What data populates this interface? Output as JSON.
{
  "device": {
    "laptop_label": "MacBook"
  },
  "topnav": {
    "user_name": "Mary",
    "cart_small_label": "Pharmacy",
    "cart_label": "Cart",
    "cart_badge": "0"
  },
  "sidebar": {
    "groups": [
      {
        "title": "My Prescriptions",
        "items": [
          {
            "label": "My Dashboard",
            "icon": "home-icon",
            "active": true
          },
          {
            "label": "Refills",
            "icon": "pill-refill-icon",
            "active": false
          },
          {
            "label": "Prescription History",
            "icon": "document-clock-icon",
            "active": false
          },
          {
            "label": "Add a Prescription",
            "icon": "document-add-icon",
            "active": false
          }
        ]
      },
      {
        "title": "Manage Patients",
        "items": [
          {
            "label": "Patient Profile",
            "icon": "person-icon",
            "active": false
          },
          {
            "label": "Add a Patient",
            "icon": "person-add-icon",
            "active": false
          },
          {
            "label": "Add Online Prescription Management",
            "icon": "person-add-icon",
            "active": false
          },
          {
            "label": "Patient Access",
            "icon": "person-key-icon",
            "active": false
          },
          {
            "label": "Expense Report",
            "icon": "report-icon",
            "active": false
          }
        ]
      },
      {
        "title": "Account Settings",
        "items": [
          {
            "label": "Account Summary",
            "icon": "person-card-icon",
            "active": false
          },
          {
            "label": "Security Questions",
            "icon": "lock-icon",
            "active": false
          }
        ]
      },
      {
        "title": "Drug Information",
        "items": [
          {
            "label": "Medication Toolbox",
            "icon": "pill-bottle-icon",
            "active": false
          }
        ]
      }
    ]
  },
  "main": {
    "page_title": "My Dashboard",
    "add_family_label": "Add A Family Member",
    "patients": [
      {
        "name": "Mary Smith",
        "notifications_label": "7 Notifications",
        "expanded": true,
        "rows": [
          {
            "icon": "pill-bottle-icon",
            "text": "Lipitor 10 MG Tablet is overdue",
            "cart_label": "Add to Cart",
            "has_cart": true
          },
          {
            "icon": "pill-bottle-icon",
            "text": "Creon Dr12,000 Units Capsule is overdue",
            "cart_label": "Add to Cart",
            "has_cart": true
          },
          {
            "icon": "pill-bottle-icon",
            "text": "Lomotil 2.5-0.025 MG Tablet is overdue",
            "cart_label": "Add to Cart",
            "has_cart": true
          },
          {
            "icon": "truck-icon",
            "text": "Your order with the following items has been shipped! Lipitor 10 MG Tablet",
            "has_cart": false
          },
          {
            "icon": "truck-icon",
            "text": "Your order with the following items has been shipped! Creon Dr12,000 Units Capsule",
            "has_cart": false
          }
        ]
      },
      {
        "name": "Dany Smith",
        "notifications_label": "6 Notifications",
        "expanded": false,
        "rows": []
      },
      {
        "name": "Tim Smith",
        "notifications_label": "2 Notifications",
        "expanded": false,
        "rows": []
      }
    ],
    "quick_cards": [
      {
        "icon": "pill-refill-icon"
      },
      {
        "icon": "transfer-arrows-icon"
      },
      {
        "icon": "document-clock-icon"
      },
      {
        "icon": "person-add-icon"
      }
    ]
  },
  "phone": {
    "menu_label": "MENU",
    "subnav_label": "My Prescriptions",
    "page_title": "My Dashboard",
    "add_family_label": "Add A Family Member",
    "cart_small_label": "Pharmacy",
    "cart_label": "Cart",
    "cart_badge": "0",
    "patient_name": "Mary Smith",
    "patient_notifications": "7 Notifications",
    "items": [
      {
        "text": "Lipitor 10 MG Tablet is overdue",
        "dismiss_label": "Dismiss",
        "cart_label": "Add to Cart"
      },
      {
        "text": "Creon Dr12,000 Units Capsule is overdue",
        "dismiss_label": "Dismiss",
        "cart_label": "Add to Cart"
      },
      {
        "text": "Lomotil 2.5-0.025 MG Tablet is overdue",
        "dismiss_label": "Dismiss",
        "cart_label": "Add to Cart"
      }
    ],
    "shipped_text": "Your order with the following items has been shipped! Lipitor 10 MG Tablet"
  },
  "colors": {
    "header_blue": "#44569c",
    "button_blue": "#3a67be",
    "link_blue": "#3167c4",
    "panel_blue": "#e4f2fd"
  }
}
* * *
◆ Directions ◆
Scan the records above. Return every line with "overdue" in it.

◆ Answer to this problem ◆
            "text": "Lipitor 10 MG Tablet is overdue",
            "text": "Creon Dr12,000 Units Capsule is overdue",
            "text": "Lomotil 2.5-0.025 MG Tablet is overdue",
        "text": "Lipitor 10 MG Tablet is overdue",
        "text": "Creon Dr12,000 Units Capsule is overdue",
        "text": "Lomotil 2.5-0.025 MG Tablet is overdue",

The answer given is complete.